[Dataset excerpts]
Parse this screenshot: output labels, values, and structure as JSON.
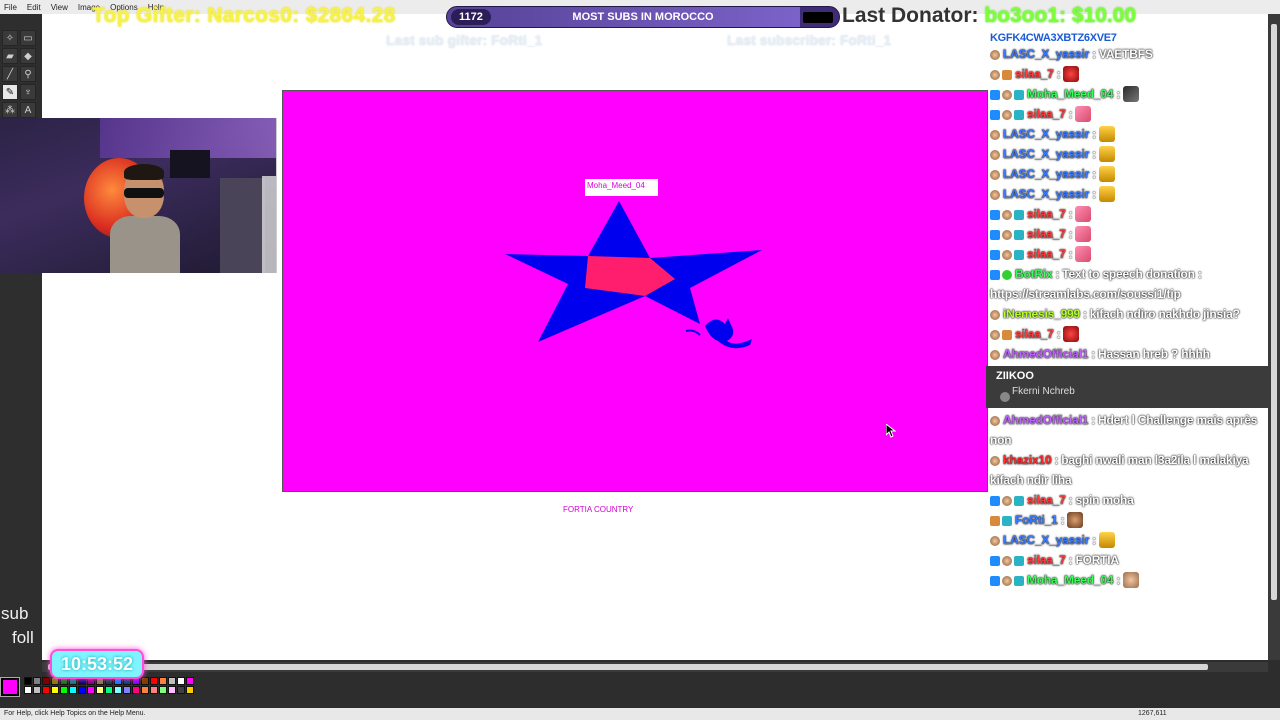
{
  "menu": [
    "File",
    "Edit",
    "View",
    "Image",
    "Options",
    "Help"
  ],
  "overlay": {
    "top_gifter": "Top Gifter: Narcos0: $2864.28",
    "last_donator_label": "Last Donator:",
    "last_donator_value": "bo3oo1: $10.00",
    "sub_count": "1172",
    "sub_goal_label": "MOST SUBS IN MOROCCO",
    "sub_goal_progress": 0.9,
    "last_sub_gifter": "Last sub gifter: FoRti_1",
    "last_subscriber": "Last subscriber: FoRti_1"
  },
  "canvas": {
    "nametag": "Moha_Meed_04",
    "caption": "FORTIA COUNTRY",
    "background": "#ff00ff",
    "star_outer": "#0000ee",
    "star_inner": "#ff1e6e"
  },
  "left": {
    "sub_text": "sub",
    "foll_text": "foll",
    "timer": "10:53:52"
  },
  "status": {
    "help": "For Help, click Help Topics on the Help Menu.",
    "coords": "1267,611"
  },
  "chat": {
    "topline": "KGFK4CWA3XBTZ6XVE7",
    "messages": [
      {
        "badges": [
          "round"
        ],
        "user": "LASC_X_yassir",
        "color": "#3a7bff",
        "text": "VAETBFS",
        "emote": ""
      },
      {
        "badges": [
          "round",
          "gift"
        ],
        "user": "silaa_7",
        "color": "#ff3c3c",
        "text": "",
        "emote": "red"
      },
      {
        "badges": [
          "prime",
          "round",
          "sub"
        ],
        "user": "Moha_Meed_04",
        "color": "#39ff5a",
        "text": "",
        "emote": "dark"
      },
      {
        "badges": [
          "prime",
          "round",
          "sub"
        ],
        "user": "silaa_7",
        "color": "#ff3c3c",
        "text": "",
        "emote": "pink"
      },
      {
        "badges": [
          "round"
        ],
        "user": "LASC_X_yassir",
        "color": "#3a7bff",
        "text": "",
        "emote": "yellow"
      },
      {
        "badges": [
          "round"
        ],
        "user": "LASC_X_yassir",
        "color": "#3a7bff",
        "text": "",
        "emote": "yellow"
      },
      {
        "badges": [
          "round"
        ],
        "user": "LASC_X_yassir",
        "color": "#3a7bff",
        "text": "",
        "emote": "yellow"
      },
      {
        "badges": [
          "round"
        ],
        "user": "LASC_X_yassir",
        "color": "#3a7bff",
        "text": "",
        "emote": "yellow"
      },
      {
        "badges": [
          "prime",
          "round",
          "sub"
        ],
        "user": "silaa_7",
        "color": "#ff3c3c",
        "text": "",
        "emote": "pink"
      },
      {
        "badges": [
          "prime",
          "round",
          "sub"
        ],
        "user": "silaa_7",
        "color": "#ff3c3c",
        "text": "",
        "emote": "pink"
      },
      {
        "badges": [
          "prime",
          "round",
          "sub"
        ],
        "user": "silaa_7",
        "color": "#ff3c3c",
        "text": "",
        "emote": "pink"
      },
      {
        "badges": [
          "prime",
          "verified"
        ],
        "user": "BotRix",
        "color": "#39ff5a",
        "text": "Text to speech donation : https://streamlabs.com/soussi1/tip",
        "emote": ""
      },
      {
        "badges": [
          "round"
        ],
        "user": "iNemesis_999",
        "color": "#b6ff2a",
        "text": "kifach ndiro nakhdo jinsia?",
        "emote": ""
      },
      {
        "badges": [
          "round",
          "gift"
        ],
        "user": "silaa_7",
        "color": "#ff3c3c",
        "text": "",
        "emote": "red"
      },
      {
        "badges": [
          "round"
        ],
        "user": "AhmedOfficial1",
        "color": "#c060ff",
        "text": "Hassan hreb ? hhhh",
        "emote": ""
      }
    ],
    "alert": {
      "title": "ZIIKOO",
      "sub": "Fkerni Nchreb"
    },
    "messages2": [
      {
        "badges": [
          "round"
        ],
        "user": "AhmedOfficial1",
        "color": "#c060ff",
        "text": "Hdert l Challenge mais après non",
        "emote": ""
      },
      {
        "badges": [
          "round"
        ],
        "user": "khazix10",
        "color": "#ff2a2a",
        "text": "baghi nwali man l3a2ila l malakiya kifach ndir liha",
        "emote": ""
      },
      {
        "badges": [
          "prime",
          "round",
          "sub"
        ],
        "user": "silaa_7",
        "color": "#ff3c3c",
        "text": "spin moha",
        "emote": ""
      },
      {
        "badges": [
          "gift",
          "sub"
        ],
        "user": "FoRti_1",
        "color": "#3a7bff",
        "text": "",
        "emote": "face"
      },
      {
        "badges": [
          "round"
        ],
        "user": "LASC_X_yassir",
        "color": "#3a7bff",
        "text": "",
        "emote": "yellow"
      },
      {
        "badges": [
          "prime",
          "round",
          "sub"
        ],
        "user": "silaa_7",
        "color": "#ff3c3c",
        "text": "FORTIA",
        "emote": ""
      },
      {
        "badges": [
          "prime",
          "round",
          "sub"
        ],
        "user": "Moha_Meed_04",
        "color": "#39ff5a",
        "text": "",
        "emote": "hand"
      }
    ]
  },
  "palette": [
    "#000000",
    "#808080",
    "#800000",
    "#808000",
    "#008000",
    "#008080",
    "#000080",
    "#800080",
    "#808040",
    "#004040",
    "#0080ff",
    "#004080",
    "#8000ff",
    "#804000",
    "#ff0000",
    "#ff8040",
    "#c0c0c0",
    "#ffffff",
    "#ff00ff",
    "#ffffff",
    "#c0c0c0",
    "#ff0000",
    "#ffff00",
    "#00ff00",
    "#00ffff",
    "#0000ff",
    "#ff00ff",
    "#ffff80",
    "#00ff80",
    "#80ffff",
    "#8080ff",
    "#ff0080",
    "#ff8040",
    "#ff8080",
    "#80ff80",
    "#ffc0ff",
    "#404040",
    "#ffcc00"
  ]
}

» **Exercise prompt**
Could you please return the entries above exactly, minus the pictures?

» **The completed task**
Parse this screenshot: output labels, values, and structure as JSON.
{
  "menu": [
    "File",
    "Edit",
    "View",
    "Image",
    "Options",
    "Help"
  ],
  "overlay": {
    "top_gifter": "Top Gifter: Narcos0: $2864.28",
    "last_donator_label": "Last Donator:",
    "last_donator_value": "bo3oo1: $10.00",
    "sub_count": "1172",
    "sub_goal_label": "MOST SUBS IN MOROCCO",
    "sub_goal_progress": 0.9,
    "last_sub_gifter": "Last sub gifter: FoRti_1",
    "last_subscriber": "Last subscriber: FoRti_1"
  },
  "canvas": {
    "nametag": "Moha_Meed_04",
    "caption": "FORTIA COUNTRY",
    "background": "#ff00ff",
    "star_outer": "#0000ee",
    "star_inner": "#ff1e6e"
  },
  "left": {
    "sub_text": "sub",
    "foll_text": "foll",
    "timer": "10:53:52"
  },
  "status": {
    "help": "For Help, click Help Topics on the Help Menu.",
    "coords": "1267,611"
  },
  "chat": {
    "topline": "KGFK4CWA3XBTZ6XVE7",
    "messages": [
      {
        "badges": [
          "round"
        ],
        "user": "LASC_X_yassir",
        "color": "#3a7bff",
        "text": "VAETBFS",
        "emote": ""
      },
      {
        "badges": [
          "round",
          "gift"
        ],
        "user": "silaa_7",
        "color": "#ff3c3c",
        "text": "",
        "emote": "red"
      },
      {
        "badges": [
          "prime",
          "round",
          "sub"
        ],
        "user": "Moha_Meed_04",
        "color": "#39ff5a",
        "text": "",
        "emote": "dark"
      },
      {
        "badges": [
          "prime",
          "round",
          "sub"
        ],
        "user": "silaa_7",
        "color": "#ff3c3c",
        "text": "",
        "emote": "pink"
      },
      {
        "badges": [
          "round"
        ],
        "user": "LASC_X_yassir",
        "color": "#3a7bff",
        "text": "",
        "emote": "yellow"
      },
      {
        "badges": [
          "round"
        ],
        "user": "LASC_X_yassir",
        "color": "#3a7bff",
        "text": "",
        "emote": "yellow"
      },
      {
        "badges": [
          "round"
        ],
        "user": "LASC_X_yassir",
        "color": "#3a7bff",
        "text": "",
        "emote": "yellow"
      },
      {
        "badges": [
          "round"
        ],
        "user": "LASC_X_yassir",
        "color": "#3a7bff",
        "text": "",
        "emote": "yellow"
      },
      {
        "badges": [
          "prime",
          "round",
          "sub"
        ],
        "user": "silaa_7",
        "color": "#ff3c3c",
        "text": "",
        "emote": "pink"
      },
      {
        "badges": [
          "prime",
          "round",
          "sub"
        ],
        "user": "silaa_7",
        "color": "#ff3c3c",
        "text": "",
        "emote": "pink"
      },
      {
        "badges": [
          "prime",
          "round",
          "sub"
        ],
        "user": "silaa_7",
        "color": "#ff3c3c",
        "text": "",
        "emote": "pink"
      },
      {
        "badges": [
          "prime",
          "verified"
        ],
        "user": "BotRix",
        "color": "#39ff5a",
        "text": "Text to speech donation : https://streamlabs.com/soussi1/tip",
        "emote": ""
      },
      {
        "badges": [
          "round"
        ],
        "user": "iNemesis_999",
        "color": "#b6ff2a",
        "text": "kifach ndiro nakhdo jinsia?",
        "emote": ""
      },
      {
        "badges": [
          "round",
          "gift"
        ],
        "user": "silaa_7",
        "color": "#ff3c3c",
        "text": "",
        "emote": "red"
      },
      {
        "badges": [
          "round"
        ],
        "user": "AhmedOfficial1",
        "color": "#c060ff",
        "text": "Hassan hreb ? hhhh",
        "emote": ""
      }
    ],
    "alert": {
      "title": "ZIIKOO",
      "sub": "Fkerni Nchreb"
    },
    "messages2": [
      {
        "badges": [
          "round"
        ],
        "user": "AhmedOfficial1",
        "color": "#c060ff",
        "text": "Hdert l Challenge mais après non",
        "emote": ""
      },
      {
        "badges": [
          "round"
        ],
        "user": "khazix10",
        "color": "#ff2a2a",
        "text": "baghi nwali man l3a2ila l malakiya kifach ndir liha",
        "emote": ""
      },
      {
        "badges": [
          "prime",
          "round",
          "sub"
        ],
        "user": "silaa_7",
        "color": "#ff3c3c",
        "text": "spin moha",
        "emote": ""
      },
      {
        "badges": [
          "gift",
          "sub"
        ],
        "user": "FoRti_1",
        "color": "#3a7bff",
        "text": "",
        "emote": "face"
      },
      {
        "badges": [
          "round"
        ],
        "user": "LASC_X_yassir",
        "color": "#3a7bff",
        "text": "",
        "emote": "yellow"
      },
      {
        "badges": [
          "prime",
          "round",
          "sub"
        ],
        "user": "silaa_7",
        "color": "#ff3c3c",
        "text": "FORTIA",
        "emote": ""
      },
      {
        "badges": [
          "prime",
          "round",
          "sub"
        ],
        "user": "Moha_Meed_04",
        "color": "#39ff5a",
        "text": "",
        "emote": "hand"
      }
    ]
  },
  "palette": [
    "#000000",
    "#808080",
    "#800000",
    "#808000",
    "#008000",
    "#008080",
    "#000080",
    "#800080",
    "#808040",
    "#004040",
    "#0080ff",
    "#004080",
    "#8000ff",
    "#804000",
    "#ff0000",
    "#ff8040",
    "#c0c0c0",
    "#ffffff",
    "#ff00ff",
    "#ffffff",
    "#c0c0c0",
    "#ff0000",
    "#ffff00",
    "#00ff00",
    "#00ffff",
    "#0000ff",
    "#ff00ff",
    "#ffff80",
    "#00ff80",
    "#80ffff",
    "#8080ff",
    "#ff0080",
    "#ff8040",
    "#ff8080",
    "#80ff80",
    "#ffc0ff",
    "#404040",
    "#ffcc00"
  ]
}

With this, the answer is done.